▶ [Supplied information]

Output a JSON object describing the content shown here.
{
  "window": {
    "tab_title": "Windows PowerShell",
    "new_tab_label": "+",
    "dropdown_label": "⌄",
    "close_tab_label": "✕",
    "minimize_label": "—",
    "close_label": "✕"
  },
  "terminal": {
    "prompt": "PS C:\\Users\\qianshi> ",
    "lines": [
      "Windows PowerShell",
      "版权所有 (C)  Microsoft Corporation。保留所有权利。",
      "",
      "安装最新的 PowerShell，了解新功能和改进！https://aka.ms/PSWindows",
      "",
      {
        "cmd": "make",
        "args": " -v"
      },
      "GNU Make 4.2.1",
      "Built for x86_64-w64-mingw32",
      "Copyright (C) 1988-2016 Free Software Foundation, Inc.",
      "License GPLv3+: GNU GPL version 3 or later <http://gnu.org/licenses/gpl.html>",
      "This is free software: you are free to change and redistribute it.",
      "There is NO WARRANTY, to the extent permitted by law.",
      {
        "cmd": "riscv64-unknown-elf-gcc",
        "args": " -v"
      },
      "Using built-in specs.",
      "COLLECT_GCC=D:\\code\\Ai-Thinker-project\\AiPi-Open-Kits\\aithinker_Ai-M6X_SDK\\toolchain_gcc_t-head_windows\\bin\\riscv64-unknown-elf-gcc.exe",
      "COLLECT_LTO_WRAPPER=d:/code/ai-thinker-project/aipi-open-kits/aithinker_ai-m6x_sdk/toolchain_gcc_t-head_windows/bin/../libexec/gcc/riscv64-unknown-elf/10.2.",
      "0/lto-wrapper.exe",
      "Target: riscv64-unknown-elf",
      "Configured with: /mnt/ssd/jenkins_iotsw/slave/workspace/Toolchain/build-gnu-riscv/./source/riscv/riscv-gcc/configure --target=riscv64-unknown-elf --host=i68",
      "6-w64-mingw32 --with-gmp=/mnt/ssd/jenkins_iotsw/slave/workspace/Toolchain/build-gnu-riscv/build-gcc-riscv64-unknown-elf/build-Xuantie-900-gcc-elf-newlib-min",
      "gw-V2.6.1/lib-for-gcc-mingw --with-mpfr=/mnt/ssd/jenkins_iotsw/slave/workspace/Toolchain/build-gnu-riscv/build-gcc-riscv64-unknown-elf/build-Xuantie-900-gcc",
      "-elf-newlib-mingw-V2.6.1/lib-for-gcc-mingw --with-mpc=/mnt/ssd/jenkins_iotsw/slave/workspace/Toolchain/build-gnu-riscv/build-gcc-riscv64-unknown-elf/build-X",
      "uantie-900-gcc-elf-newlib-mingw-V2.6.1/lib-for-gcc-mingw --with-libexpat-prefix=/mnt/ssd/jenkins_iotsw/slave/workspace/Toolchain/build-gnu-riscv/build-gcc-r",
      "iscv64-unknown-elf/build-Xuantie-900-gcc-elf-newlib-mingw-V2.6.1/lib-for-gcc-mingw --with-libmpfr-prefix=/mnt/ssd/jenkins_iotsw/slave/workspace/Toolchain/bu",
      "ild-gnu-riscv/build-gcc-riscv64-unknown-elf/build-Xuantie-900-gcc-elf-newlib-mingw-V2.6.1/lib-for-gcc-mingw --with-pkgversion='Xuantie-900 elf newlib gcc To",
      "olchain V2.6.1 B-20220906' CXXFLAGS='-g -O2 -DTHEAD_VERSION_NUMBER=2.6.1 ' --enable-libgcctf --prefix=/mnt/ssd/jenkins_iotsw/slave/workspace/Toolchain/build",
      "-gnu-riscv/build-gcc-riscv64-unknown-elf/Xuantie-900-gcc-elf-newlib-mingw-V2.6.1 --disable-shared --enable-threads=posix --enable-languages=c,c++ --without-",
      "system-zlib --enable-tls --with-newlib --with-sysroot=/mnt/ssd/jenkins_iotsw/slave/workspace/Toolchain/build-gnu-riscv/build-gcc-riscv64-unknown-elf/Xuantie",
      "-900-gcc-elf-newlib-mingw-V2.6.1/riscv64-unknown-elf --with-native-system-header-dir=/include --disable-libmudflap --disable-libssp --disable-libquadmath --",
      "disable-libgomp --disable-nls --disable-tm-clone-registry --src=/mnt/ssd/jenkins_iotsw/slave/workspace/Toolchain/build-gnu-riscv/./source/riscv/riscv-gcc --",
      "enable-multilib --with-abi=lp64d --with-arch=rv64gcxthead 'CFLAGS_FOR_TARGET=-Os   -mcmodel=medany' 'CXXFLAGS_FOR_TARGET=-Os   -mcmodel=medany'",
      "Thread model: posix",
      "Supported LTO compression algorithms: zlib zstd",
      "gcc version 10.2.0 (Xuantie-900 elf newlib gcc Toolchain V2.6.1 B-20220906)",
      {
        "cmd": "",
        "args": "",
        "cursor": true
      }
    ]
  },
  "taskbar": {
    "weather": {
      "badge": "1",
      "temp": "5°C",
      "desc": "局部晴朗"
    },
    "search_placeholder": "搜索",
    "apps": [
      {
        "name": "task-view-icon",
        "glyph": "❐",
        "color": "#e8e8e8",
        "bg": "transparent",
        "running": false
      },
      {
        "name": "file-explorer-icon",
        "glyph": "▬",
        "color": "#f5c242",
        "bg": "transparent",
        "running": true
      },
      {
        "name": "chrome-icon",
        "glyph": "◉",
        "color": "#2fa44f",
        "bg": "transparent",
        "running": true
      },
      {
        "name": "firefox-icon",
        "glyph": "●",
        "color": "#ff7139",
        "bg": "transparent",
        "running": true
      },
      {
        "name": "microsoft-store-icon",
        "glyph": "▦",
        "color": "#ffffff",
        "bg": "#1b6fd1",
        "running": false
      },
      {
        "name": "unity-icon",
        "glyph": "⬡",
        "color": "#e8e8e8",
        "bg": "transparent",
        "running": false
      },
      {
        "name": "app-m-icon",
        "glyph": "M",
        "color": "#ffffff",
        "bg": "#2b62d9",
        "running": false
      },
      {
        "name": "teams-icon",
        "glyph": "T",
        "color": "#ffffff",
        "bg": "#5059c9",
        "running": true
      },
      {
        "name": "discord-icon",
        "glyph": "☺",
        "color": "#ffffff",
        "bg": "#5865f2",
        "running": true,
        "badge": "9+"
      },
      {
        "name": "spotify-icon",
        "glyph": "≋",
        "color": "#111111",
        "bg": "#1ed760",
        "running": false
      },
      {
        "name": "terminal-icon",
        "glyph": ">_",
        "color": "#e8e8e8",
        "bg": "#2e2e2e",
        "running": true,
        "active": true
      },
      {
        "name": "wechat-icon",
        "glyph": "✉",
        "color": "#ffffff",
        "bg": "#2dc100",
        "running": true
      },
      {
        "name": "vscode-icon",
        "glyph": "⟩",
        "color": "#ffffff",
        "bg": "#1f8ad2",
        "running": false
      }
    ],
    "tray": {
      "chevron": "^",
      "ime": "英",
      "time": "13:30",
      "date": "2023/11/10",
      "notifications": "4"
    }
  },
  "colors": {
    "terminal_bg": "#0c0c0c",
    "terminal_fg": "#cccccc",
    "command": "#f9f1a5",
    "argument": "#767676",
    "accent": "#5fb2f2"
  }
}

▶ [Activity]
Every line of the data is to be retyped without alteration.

▶ [Solution for this exercise]
Output a JSON object describing the content shown here.
{
  "window": {
    "tab_title": "Windows PowerShell",
    "new_tab_label": "+",
    "dropdown_label": "⌄",
    "close_tab_label": "✕",
    "minimize_label": "—",
    "close_label": "✕"
  },
  "terminal": {
    "prompt": "PS C:\\Users\\qianshi> ",
    "lines": [
      "Windows PowerShell",
      "版权所有 (C)  Microsoft Corporation。保留所有权利。",
      "",
      "安装最新的 PowerShell，了解新功能和改进！https://aka.ms/PSWindows",
      "",
      {
        "cmd": "make",
        "args": " -v"
      },
      "GNU Make 4.2.1",
      "Built for x86_64-w64-mingw32",
      "Copyright (C) 1988-2016 Free Software Foundation, Inc.",
      "License GPLv3+: GNU GPL version 3 or later <http://gnu.org/licenses/gpl.html>",
      "This is free software: you are free to change and redistribute it.",
      "There is NO WARRANTY, to the extent permitted by law.",
      {
        "cmd": "riscv64-unknown-elf-gcc",
        "args": " -v"
      },
      "Using built-in specs.",
      "COLLECT_GCC=D:\\code\\Ai-Thinker-project\\AiPi-Open-Kits\\aithinker_Ai-M6X_SDK\\toolchain_gcc_t-head_windows\\bin\\riscv64-unknown-elf-gcc.exe",
      "COLLECT_LTO_WRAPPER=d:/code/ai-thinker-project/aipi-open-kits/aithinker_ai-m6x_sdk/toolchain_gcc_t-head_windows/bin/../libexec/gcc/riscv64-unknown-elf/10.2.",
      "0/lto-wrapper.exe",
      "Target: riscv64-unknown-elf",
      "Configured with: /mnt/ssd/jenkins_iotsw/slave/workspace/Toolchain/build-gnu-riscv/./source/riscv/riscv-gcc/configure --target=riscv64-unknown-elf --host=i68",
      "6-w64-mingw32 --with-gmp=/mnt/ssd/jenkins_iotsw/slave/workspace/Toolchain/build-gnu-riscv/build-gcc-riscv64-unknown-elf/build-Xuantie-900-gcc-elf-newlib-min",
      "gw-V2.6.1/lib-for-gcc-mingw --with-mpfr=/mnt/ssd/jenkins_iotsw/slave/workspace/Toolchain/build-gnu-riscv/build-gcc-riscv64-unknown-elf/build-Xuantie-900-gcc",
      "-elf-newlib-mingw-V2.6.1/lib-for-gcc-mingw --with-mpc=/mnt/ssd/jenkins_iotsw/slave/workspace/Toolchain/build-gnu-riscv/build-gcc-riscv64-unknown-elf/build-X",
      "uantie-900-gcc-elf-newlib-mingw-V2.6.1/lib-for-gcc-mingw --with-libexpat-prefix=/mnt/ssd/jenkins_iotsw/slave/workspace/Toolchain/build-gnu-riscv/build-gcc-r",
      "iscv64-unknown-elf/build-Xuantie-900-gcc-elf-newlib-mingw-V2.6.1/lib-for-gcc-mingw --with-libmpfr-prefix=/mnt/ssd/jenkins_iotsw/slave/workspace/Toolchain/bu",
      "ild-gnu-riscv/build-gcc-riscv64-unknown-elf/build-Xuantie-900-gcc-elf-newlib-mingw-V2.6.1/lib-for-gcc-mingw --with-pkgversion='Xuantie-900 elf newlib gcc To",
      "olchain V2.6.1 B-20220906' CXXFLAGS='-g -O2 -DTHEAD_VERSION_NUMBER=2.6.1 ' --enable-libgcctf --prefix=/mnt/ssd/jenkins_iotsw/slave/workspace/Toolchain/build",
      "-gnu-riscv/build-gcc-riscv64-unknown-elf/Xuantie-900-gcc-elf-newlib-mingw-V2.6.1 --disable-shared --enable-threads=posix --enable-languages=c,c++ --without-",
      "system-zlib --enable-tls --with-newlib --with-sysroot=/mnt/ssd/jenkins_iotsw/slave/workspace/Toolchain/build-gnu-riscv/build-gcc-riscv64-unknown-elf/Xuantie",
      "-900-gcc-elf-newlib-mingw-V2.6.1/riscv64-unknown-elf --with-native-system-header-dir=/include --disable-libmudflap --disable-libssp --disable-libquadmath --",
      "disable-libgomp --disable-nls --disable-tm-clone-registry --src=/mnt/ssd/jenkins_iotsw/slave/workspace/Toolchain/build-gnu-riscv/./source/riscv/riscv-gcc --",
      "enable-multilib --with-abi=lp64d --with-arch=rv64gcxthead 'CFLAGS_FOR_TARGET=-Os   -mcmodel=medany' 'CXXFLAGS_FOR_TARGET=-Os   -mcmodel=medany'",
      "Thread model: posix",
      "Supported LTO compression algorithms: zlib zstd",
      "gcc version 10.2.0 (Xuantie-900 elf newlib gcc Toolchain V2.6.1 B-20220906)",
      {
        "cmd": "",
        "args": "",
        "cursor": true
      }
    ]
  },
  "taskbar": {
    "weather": {
      "badge": "1",
      "temp": "5°C",
      "desc": "局部晴朗"
    },
    "search_placeholder": "搜索",
    "apps": [
      {
        "name": "task-view-icon",
        "glyph": "❐",
        "color": "#e8e8e8",
        "bg": "transparent",
        "running": false
      },
      {
        "name": "file-explorer-icon",
        "glyph": "▬",
        "color": "#f5c242",
        "bg": "transparent",
        "running": true
      },
      {
        "name": "chrome-icon",
        "glyph": "◉",
        "color": "#2fa44f",
        "bg": "transparent",
        "running": true
      },
      {
        "name": "firefox-icon",
        "glyph": "●",
        "color": "#ff7139",
        "bg": "transparent",
        "running": true
      },
      {
        "name": "microsoft-store-icon",
        "glyph": "▦",
        "color": "#ffffff",
        "bg": "#1b6fd1",
        "running": false
      },
      {
        "name": "unity-icon",
        "glyph": "⬡",
        "color": "#e8e8e8",
        "bg": "transparent",
        "running": false
      },
      {
        "name": "app-m-icon",
        "glyph": "M",
        "color": "#ffffff",
        "bg": "#2b62d9",
        "running": false
      },
      {
        "name": "teams-icon",
        "glyph": "T",
        "color": "#ffffff",
        "bg": "#5059c9",
        "running": true
      },
      {
        "name": "discord-icon",
        "glyph": "☺",
        "color": "#ffffff",
        "bg": "#5865f2",
        "running": true,
        "badge": "9+"
      },
      {
        "name": "spotify-icon",
        "glyph": "≋",
        "color": "#111111",
        "bg": "#1ed760",
        "running": false
      },
      {
        "name": "terminal-icon",
        "glyph": ">_",
        "color": "#e8e8e8",
        "bg": "#2e2e2e",
        "running": true,
        "active": true
      },
      {
        "name": "wechat-icon",
        "glyph": "✉",
        "color": "#ffffff",
        "bg": "#2dc100",
        "running": true
      },
      {
        "name": "vscode-icon",
        "glyph": "⟩",
        "color": "#ffffff",
        "bg": "#1f8ad2",
        "running": false
      }
    ],
    "tray": {
      "chevron": "^",
      "ime": "英",
      "time": "13:30",
      "date": "2023/11/10",
      "notifications": "4"
    }
  },
  "colors": {
    "terminal_bg": "#0c0c0c",
    "terminal_fg": "#cccccc",
    "command": "#f9f1a5",
    "argument": "#767676",
    "accent": "#5fb2f2"
  }
}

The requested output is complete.